*ACTIVITY:* The answer must restate the records below word for word.

Records from a dataset
◇ ◇ ◇
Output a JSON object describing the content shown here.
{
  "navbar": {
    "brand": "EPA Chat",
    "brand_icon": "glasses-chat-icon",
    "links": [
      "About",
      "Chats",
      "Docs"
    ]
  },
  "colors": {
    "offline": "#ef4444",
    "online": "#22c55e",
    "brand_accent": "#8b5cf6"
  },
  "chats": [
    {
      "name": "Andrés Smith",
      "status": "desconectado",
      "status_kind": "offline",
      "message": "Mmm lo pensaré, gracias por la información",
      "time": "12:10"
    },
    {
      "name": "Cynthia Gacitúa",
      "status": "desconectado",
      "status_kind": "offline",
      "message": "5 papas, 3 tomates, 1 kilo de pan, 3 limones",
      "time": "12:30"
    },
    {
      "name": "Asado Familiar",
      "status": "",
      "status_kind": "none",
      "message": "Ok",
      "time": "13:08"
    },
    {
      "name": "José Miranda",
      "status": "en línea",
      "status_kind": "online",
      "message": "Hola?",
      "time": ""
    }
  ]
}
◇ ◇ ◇
*REPLY TO THE TASK:*
Output a JSON object describing the content shown here.
{
  "navbar": {
    "brand": "EPA Chat",
    "brand_icon": "glasses-chat-icon",
    "links": [
      "About",
      "Chats",
      "Docs"
    ]
  },
  "colors": {
    "offline": "#ef4444",
    "online": "#22c55e",
    "brand_accent": "#8b5cf6"
  },
  "chats": [
    {
      "name": "Andrés Smith",
      "status": "desconectado",
      "status_kind": "offline",
      "message": "Mmm lo pensaré, gracias por la información",
      "time": "12:10"
    },
    {
      "name": "Cynthia Gacitúa",
      "status": "desconectado",
      "status_kind": "offline",
      "message": "5 papas, 3 tomates, 1 kilo de pan, 3 limones",
      "time": "12:30"
    },
    {
      "name": "Asado Familiar",
      "status": "",
      "status_kind": "none",
      "message": "Ok",
      "time": "13:08"
    },
    {
      "name": "José Miranda",
      "status": "en línea",
      "status_kind": "online",
      "message": "Hola?",
      "time": ""
    }
  ]
}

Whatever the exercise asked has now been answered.